* **What you are asked to do**: Please reproduce the entries exactly, skipping each picture.

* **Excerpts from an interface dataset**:

__________

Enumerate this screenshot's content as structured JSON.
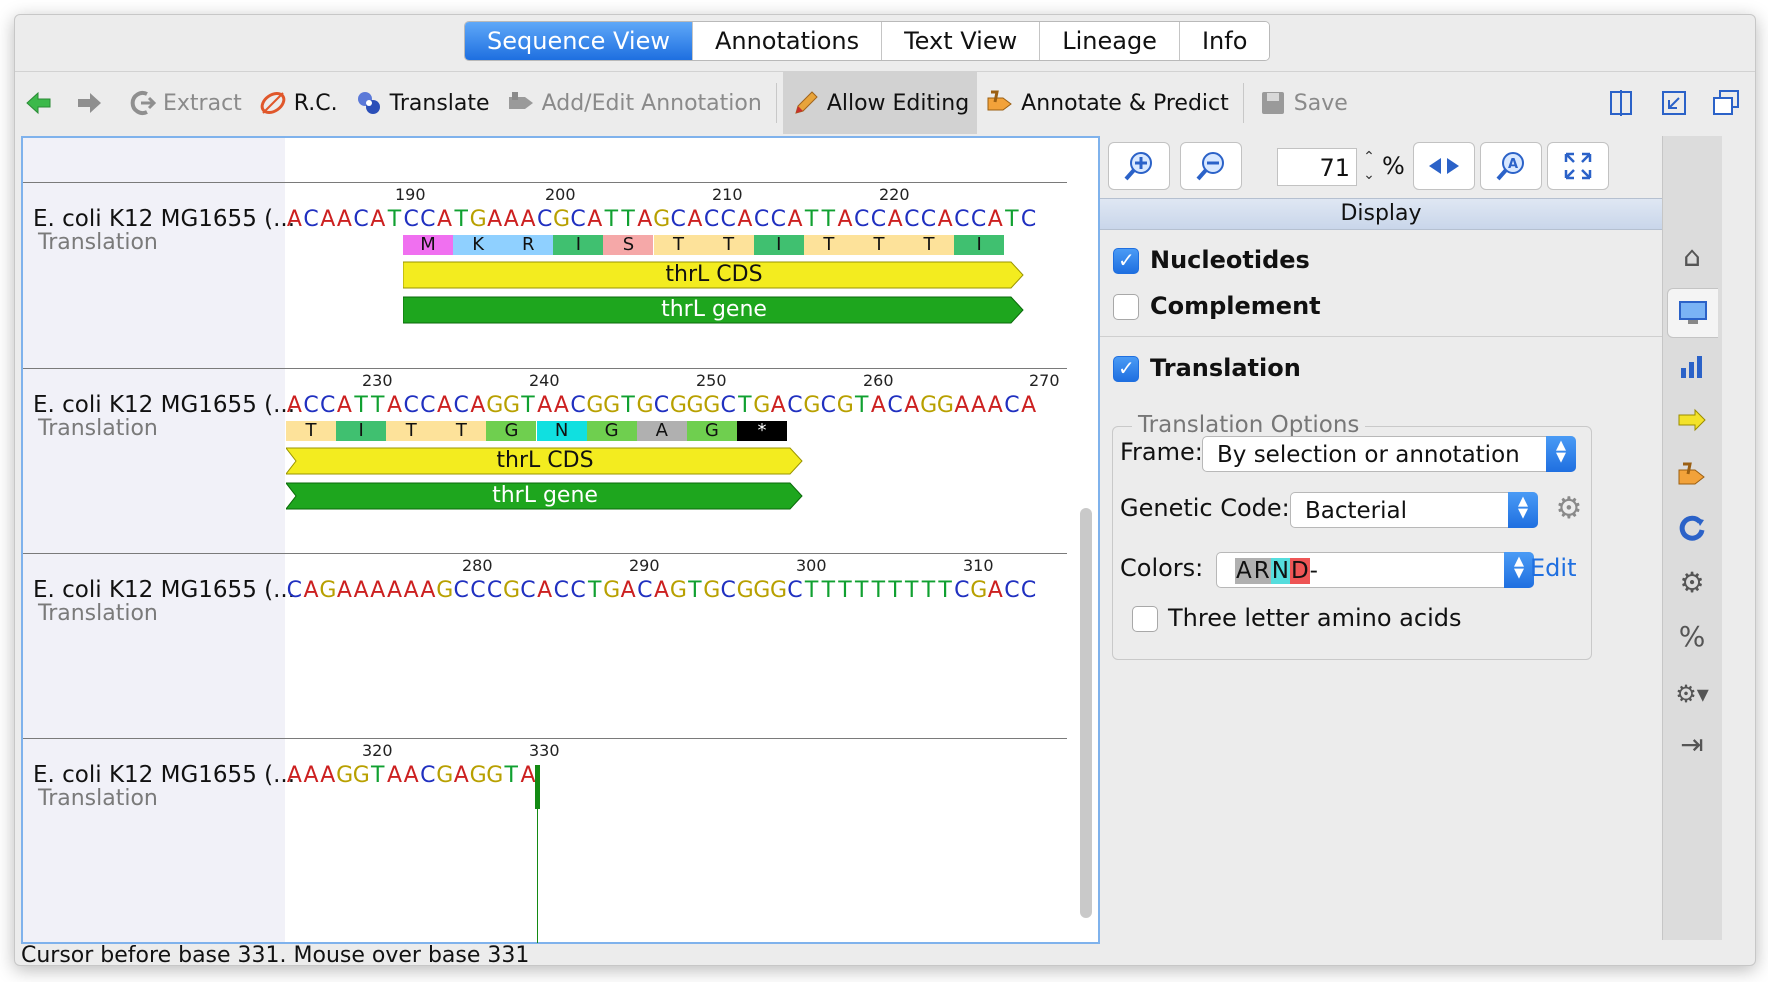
{
  "tabs": [
    {
      "label": "Sequence View",
      "active": true
    },
    {
      "label": "Annotations",
      "active": false
    },
    {
      "label": "Text View",
      "active": false
    },
    {
      "label": "Lineage",
      "active": false
    },
    {
      "label": "Info",
      "active": false
    }
  ],
  "toolbar": {
    "back_icon": "back-arrow-icon",
    "forward_icon": "forward-arrow-icon",
    "extract_label": "Extract",
    "rc_label": "R.C.",
    "translate_label": "Translate",
    "add_edit_label": "Add/Edit Annotation",
    "allow_editing_label": "Allow Editing",
    "annotate_predict_label": "Annotate & Predict",
    "save_label": "Save"
  },
  "sequence_rows": [
    {
      "name": "E. coli K12 MG1655 (...",
      "sub": "Translation",
      "ruler": [
        "190",
        "200",
        "210",
        "220"
      ],
      "bases": "ACAACATCCATGAAACGCATTAGCACCACCATTACCACCACCATC",
      "aa": [
        "M",
        "K",
        "R",
        "I",
        "S",
        "T",
        "T",
        "I",
        "T",
        "T",
        "T",
        "I"
      ],
      "features": [
        "thrL CDS",
        "thrL gene"
      ]
    },
    {
      "name": "E. coli K12 MG1655 (...",
      "sub": "Translation",
      "ruler": [
        "230",
        "240",
        "250",
        "260",
        "270"
      ],
      "bases": "ACCATTACCACAGGTAACGGTGCGGGCTGACGCGTACAGGAAACA",
      "aa": [
        "T",
        "I",
        "T",
        "T",
        "G",
        "N",
        "G",
        "A",
        "G",
        "*"
      ],
      "features": [
        "thrL CDS",
        "thrL gene"
      ]
    },
    {
      "name": "E. coli K12 MG1655 (...",
      "sub": "Translation",
      "ruler": [
        "280",
        "290",
        "300",
        "310"
      ],
      "bases": "CAGAAAAAAGCCCGCACCTGACAGTGCGGGCTTTTTTTTTCGACC",
      "aa": [],
      "features": []
    },
    {
      "name": "E. coli K12 MG1655 (...",
      "sub": "Translation",
      "ruler": [
        "320",
        "330"
      ],
      "bases": "AAAGGTAACGAGGTA",
      "aa": [],
      "features": []
    }
  ],
  "status": "Cursor before base 331. Mouse over base 331",
  "zoom": {
    "value": "71",
    "unit": "%"
  },
  "display": {
    "header": "Display",
    "nucleotides_label": "Nucleotides",
    "nucleotides_checked": true,
    "complement_label": "Complement",
    "complement_checked": false,
    "translation_label": "Translation",
    "translation_checked": true,
    "options_legend": "Translation Options",
    "frame_label": "Frame:",
    "frame_value": "By selection or annotation",
    "genetic_code_label": "Genetic Code:",
    "genetic_code_value": "Bacterial",
    "colors_label": "Colors:",
    "colors_value_suffix": "-",
    "edit_label": "Edit",
    "three_letter_label": "Three letter amino acids",
    "three_letter_checked": false
  },
  "colors": {
    "A": "#cc2020",
    "C": "#2030c0",
    "G": "#b8a000",
    "T": "#10a030",
    "cds": "#f3ec1f",
    "gene": "#1ea61e",
    "accent": "#1f6fe0"
  }
}
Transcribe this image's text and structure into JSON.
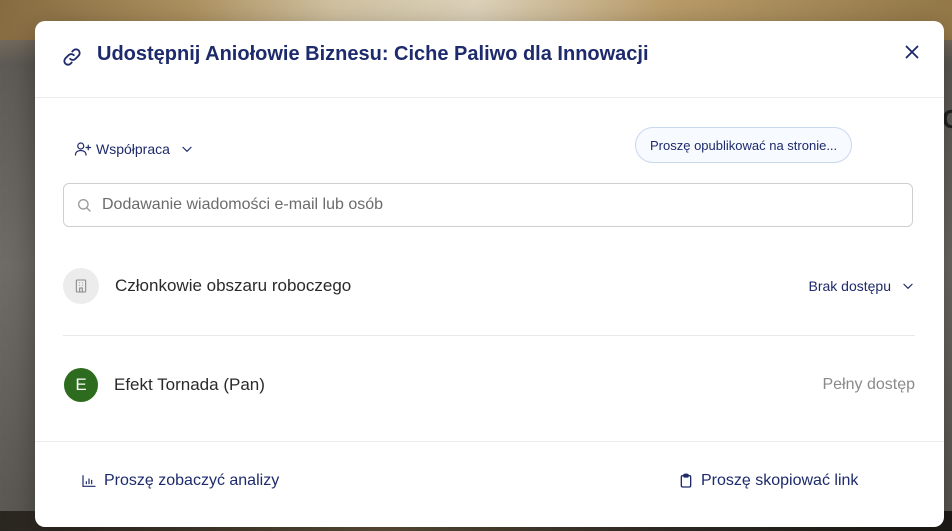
{
  "background": {
    "edge_text": "C"
  },
  "modal": {
    "title": "Udostępnij Aniołowie Biznesu: Ciche Paliwo dla Innowacji",
    "icons": {
      "title": "link-icon",
      "close": "close-icon"
    }
  },
  "permission": {
    "label": "Współpraca",
    "icon": "add-user-icon"
  },
  "publish_button": {
    "label": "Proszę opublikować na stronie..."
  },
  "search": {
    "placeholder": "Dodawanie wiadomości e-mail lub osób",
    "value": ""
  },
  "members": [
    {
      "name": "Członkowie obszaru roboczego",
      "access": "Brak dostępu",
      "icon": "workspace-building-icon"
    },
    {
      "name": "Efekt Tornada (Pan)",
      "access": "Pełny dostęp",
      "avatar_letter": "E",
      "avatar_color": "#2d6b1e"
    }
  ],
  "footer": {
    "analytics_label": "Proszę zobaczyć analizy",
    "copy_link_label": "Proszę skopiować link"
  },
  "colors": {
    "accent": "#1d2a6b",
    "border": "#cfcfcf"
  }
}
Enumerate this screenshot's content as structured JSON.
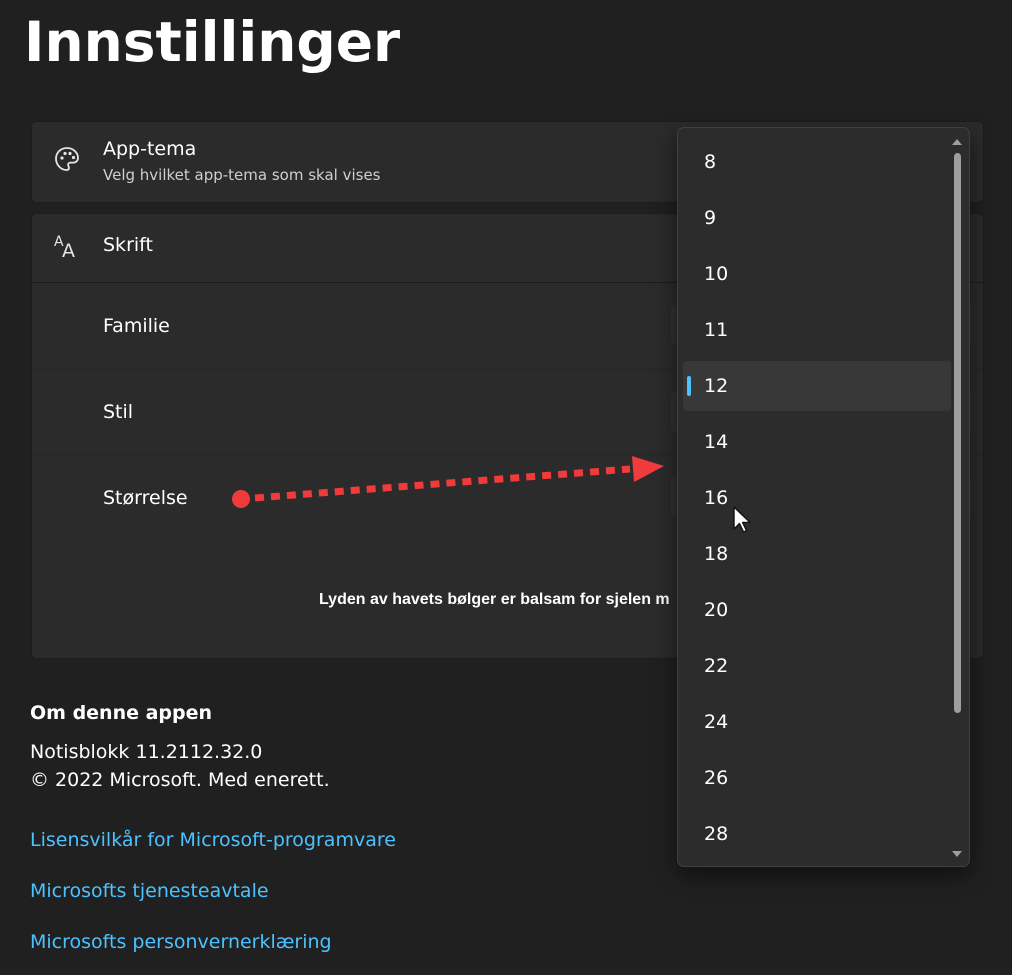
{
  "page": {
    "title": "Innstillinger"
  },
  "app_theme": {
    "title": "App-tema",
    "subtitle": "Velg hvilket app-tema som skal vises",
    "icon": "palette-icon"
  },
  "font": {
    "title": "Skrift",
    "icon": "font-icon",
    "rows": [
      {
        "label": "Familie"
      },
      {
        "label": "Stil"
      },
      {
        "label": "Størrelse"
      }
    ],
    "preview_text": "Lyden av havets bølger er balsam for sjelen m"
  },
  "about": {
    "heading": "Om denne appen",
    "version": "Notisblokk 11.2112.32.0",
    "copyright": "© 2022 Microsoft. Med enerett."
  },
  "links": [
    {
      "label": "Lisensvilkår for Microsoft-programvare"
    },
    {
      "label": "Microsofts tjenesteavtale"
    },
    {
      "label": "Microsofts personvernerklæring"
    }
  ],
  "size_dropdown": {
    "options": [
      "8",
      "9",
      "10",
      "11",
      "12",
      "14",
      "16",
      "18",
      "20",
      "22",
      "24",
      "26",
      "28"
    ],
    "selected": "12",
    "accent_color": "#4cc2ff"
  },
  "annotation": {
    "color": "#ef3b3b"
  }
}
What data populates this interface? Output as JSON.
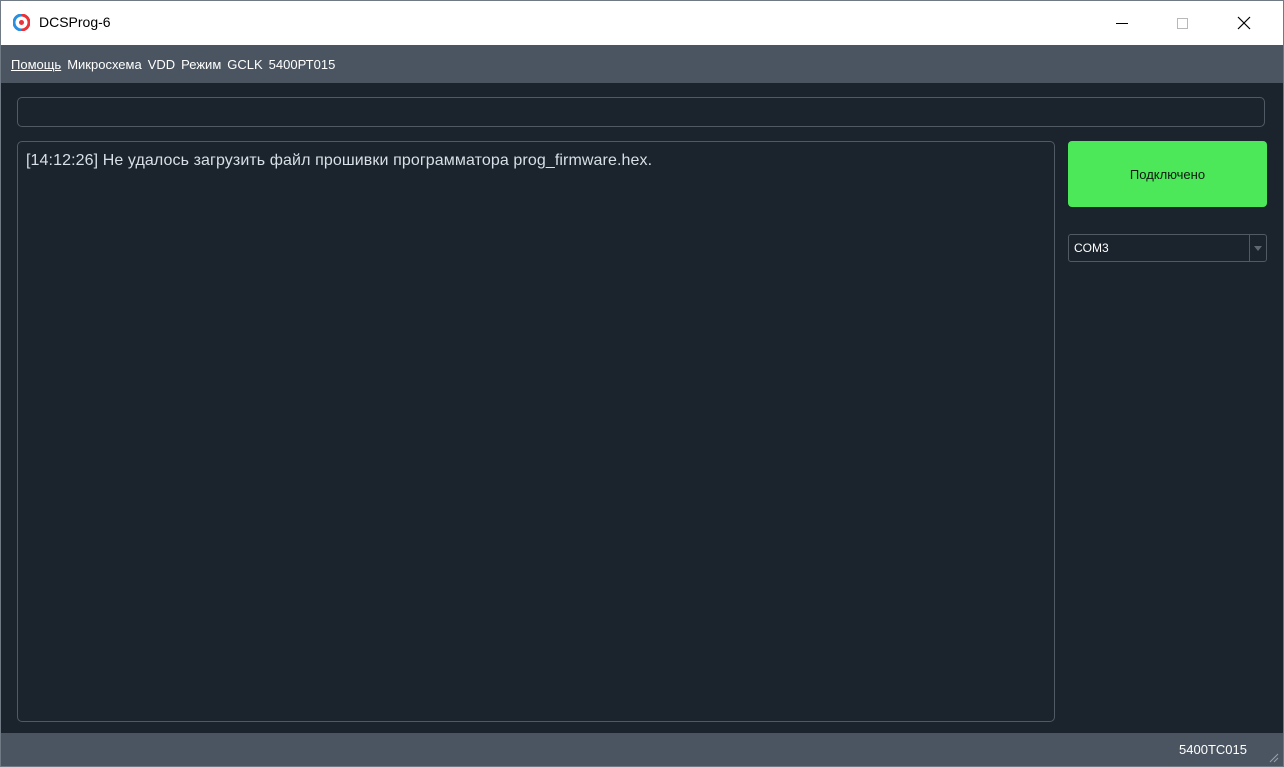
{
  "window": {
    "title": "DCSProg-6",
    "icon": "dcsprog-app-icon",
    "controls": {
      "minimize": "minimize-icon",
      "maximize": "maximize-icon",
      "close": "close-icon"
    }
  },
  "menu": {
    "items": [
      "Помощь",
      "Микросхема",
      "VDD",
      "Режим",
      "GCLK",
      "5400РТ015"
    ]
  },
  "top_field": {
    "value": ""
  },
  "log": {
    "lines": [
      "[14:12:26] Не удалось загрузить файл прошивки программатора prog_firmware.hex."
    ]
  },
  "connect_button": {
    "label": "Подключено",
    "color": "#4ce85a"
  },
  "port_select": {
    "value": "COM3"
  },
  "status_bar": {
    "text": "5400ТС015"
  },
  "colors": {
    "background": "#1b232c",
    "menubar": "#4a5561",
    "border": "#4f5a65"
  }
}
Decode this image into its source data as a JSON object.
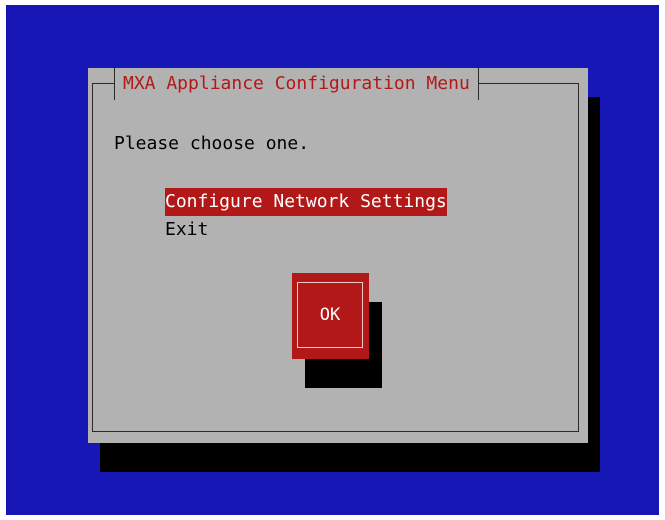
{
  "dialog": {
    "title": "MXA Appliance Configuration Menu",
    "prompt": "Please choose one.",
    "menu_items": [
      {
        "label": "Configure Network Settings",
        "selected": true
      },
      {
        "label": "Exit",
        "selected": false
      }
    ],
    "ok_label": "OK"
  },
  "colors": {
    "background": "#1717b5",
    "dialog": "#b2b2b2",
    "accent": "#b21818",
    "shadow": "#000000"
  }
}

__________

* **Output**:
Enumerate this screenshot's content as structured JSON.
{
  "tabs": [
    {
      "label": "Sequence View",
      "active": true
    },
    {
      "label": "Annotations",
      "active": false
    },
    {
      "label": "Text View",
      "active": false
    },
    {
      "label": "Lineage",
      "active": false
    },
    {
      "label": "Info",
      "active": false
    }
  ],
  "toolbar": {
    "back_icon": "back-arrow-icon",
    "forward_icon": "forward-arrow-icon",
    "extract_label": "Extract",
    "rc_label": "R.C.",
    "translate_label": "Translate",
    "add_edit_label": "Add/Edit Annotation",
    "allow_editing_label": "Allow Editing",
    "annotate_predict_label": "Annotate & Predict",
    "save_label": "Save"
  },
  "sequence_rows": [
    {
      "name": "E. coli K12 MG1655 (...",
      "sub": "Translation",
      "ruler": [
        "190",
        "200",
        "210",
        "220"
      ],
      "bases": "ACAACATCCATGAAACGCATTAGCACCACCATTACCACCACCATC",
      "aa": [
        "M",
        "K",
        "R",
        "I",
        "S",
        "T",
        "T",
        "I",
        "T",
        "T",
        "T",
        "I"
      ],
      "features": [
        "thrL CDS",
        "thrL gene"
      ]
    },
    {
      "name": "E. coli K12 MG1655 (...",
      "sub": "Translation",
      "ruler": [
        "230",
        "240",
        "250",
        "260",
        "270"
      ],
      "bases": "ACCATTACCACAGGTAACGGTGCGGGCTGACGCGTACAGGAAACA",
      "aa": [
        "T",
        "I",
        "T",
        "T",
        "G",
        "N",
        "G",
        "A",
        "G",
        "*"
      ],
      "features": [
        "thrL CDS",
        "thrL gene"
      ]
    },
    {
      "name": "E. coli K12 MG1655 (...",
      "sub": "Translation",
      "ruler": [
        "280",
        "290",
        "300",
        "310"
      ],
      "bases": "CAGAAAAAAGCCCGCACCTGACAGTGCGGGCTTTTTTTTTCGACC",
      "aa": [],
      "features": []
    },
    {
      "name": "E. coli K12 MG1655 (...",
      "sub": "Translation",
      "ruler": [
        "320",
        "330"
      ],
      "bases": "AAAGGTAACGAGGTA",
      "aa": [],
      "features": []
    }
  ],
  "status": "Cursor before base 331. Mouse over base 331",
  "zoom": {
    "value": "71",
    "unit": "%"
  },
  "display": {
    "header": "Display",
    "nucleotides_label": "Nucleotides",
    "nucleotides_checked": true,
    "complement_label": "Complement",
    "complement_checked": false,
    "translation_label": "Translation",
    "translation_checked": true,
    "options_legend": "Translation Options",
    "frame_label": "Frame:",
    "frame_value": "By selection or annotation",
    "genetic_code_label": "Genetic Code:",
    "genetic_code_value": "Bacterial",
    "colors_label": "Colors:",
    "colors_value_suffix": "-",
    "edit_label": "Edit",
    "three_letter_label": "Three letter amino acids",
    "three_letter_checked": false
  },
  "colors": {
    "A": "#cc2020",
    "C": "#2030c0",
    "G": "#b8a000",
    "T": "#10a030",
    "cds": "#f3ec1f",
    "gene": "#1ea61e",
    "accent": "#1f6fe0"
  }
}
Transcribe this image's text and structure into JSON.
{
  "background": {
    "edge_text": "C"
  },
  "modal": {
    "title": "Udostępnij Aniołowie Biznesu: Ciche Paliwo dla Innowacji",
    "icons": {
      "title": "link-icon",
      "close": "close-icon"
    }
  },
  "permission": {
    "label": "Współpraca",
    "icon": "add-user-icon"
  },
  "publish_button": {
    "label": "Proszę opublikować na stronie..."
  },
  "search": {
    "placeholder": "Dodawanie wiadomości e-mail lub osób",
    "value": ""
  },
  "members": [
    {
      "name": "Członkowie obszaru roboczego",
      "access": "Brak dostępu",
      "icon": "workspace-building-icon"
    },
    {
      "name": "Efekt Tornada (Pan)",
      "access": "Pełny dostęp",
      "avatar_letter": "E",
      "avatar_color": "#2d6b1e"
    }
  ],
  "footer": {
    "analytics_label": "Proszę zobaczyć analizy",
    "copy_link_label": "Proszę skopiować link"
  },
  "colors": {
    "accent": "#1d2a6b",
    "border": "#cfcfcf"
  }
}
Enumerate this screenshot's content as structured JSON.
{
  "page": {
    "title": "Innstillinger"
  },
  "app_theme": {
    "title": "App-tema",
    "subtitle": "Velg hvilket app-tema som skal vises",
    "icon": "palette-icon"
  },
  "font": {
    "title": "Skrift",
    "icon": "font-icon",
    "rows": [
      {
        "label": "Familie"
      },
      {
        "label": "Stil"
      },
      {
        "label": "Størrelse"
      }
    ],
    "preview_text": "Lyden av havets bølger er balsam for sjelen m"
  },
  "about": {
    "heading": "Om denne appen",
    "version": "Notisblokk 11.2112.32.0",
    "copyright": "© 2022 Microsoft. Med enerett."
  },
  "links": [
    {
      "label": "Lisensvilkår for Microsoft-programvare"
    },
    {
      "label": "Microsofts tjenesteavtale"
    },
    {
      "label": "Microsofts personvernerklæring"
    }
  ],
  "size_dropdown": {
    "options": [
      "8",
      "9",
      "10",
      "11",
      "12",
      "14",
      "16",
      "18",
      "20",
      "22",
      "24",
      "26",
      "28"
    ],
    "selected": "12",
    "accent_color": "#4cc2ff"
  },
  "annotation": {
    "color": "#ef3b3b"
  }
}
What data populates this interface? Output as JSON.
{
  "window": {
    "title": "DCSProg-6",
    "icon": "dcsprog-app-icon",
    "controls": {
      "minimize": "minimize-icon",
      "maximize": "maximize-icon",
      "close": "close-icon"
    }
  },
  "menu": {
    "items": [
      "Помощь",
      "Микросхема",
      "VDD",
      "Режим",
      "GCLK",
      "5400РТ015"
    ]
  },
  "top_field": {
    "value": ""
  },
  "log": {
    "lines": [
      "[14:12:26] Не удалось загрузить файл прошивки программатора prog_firmware.hex."
    ]
  },
  "connect_button": {
    "label": "Подключено",
    "color": "#4ce85a"
  },
  "port_select": {
    "value": "COM3"
  },
  "status_bar": {
    "text": "5400ТС015"
  },
  "colors": {
    "background": "#1b232c",
    "menubar": "#4a5561",
    "border": "#4f5a65"
  }
}
Decode this image into its source data as a JSON object.
{
  "dialog": {
    "title": "MXA Appliance Configuration Menu",
    "prompt": "Please choose one.",
    "menu_items": [
      {
        "label": "Configure Network Settings",
        "selected": true
      },
      {
        "label": "Exit",
        "selected": false
      }
    ],
    "ok_label": "OK"
  },
  "colors": {
    "background": "#1717b5",
    "dialog": "#b2b2b2",
    "accent": "#b21818",
    "shadow": "#000000"
  }
}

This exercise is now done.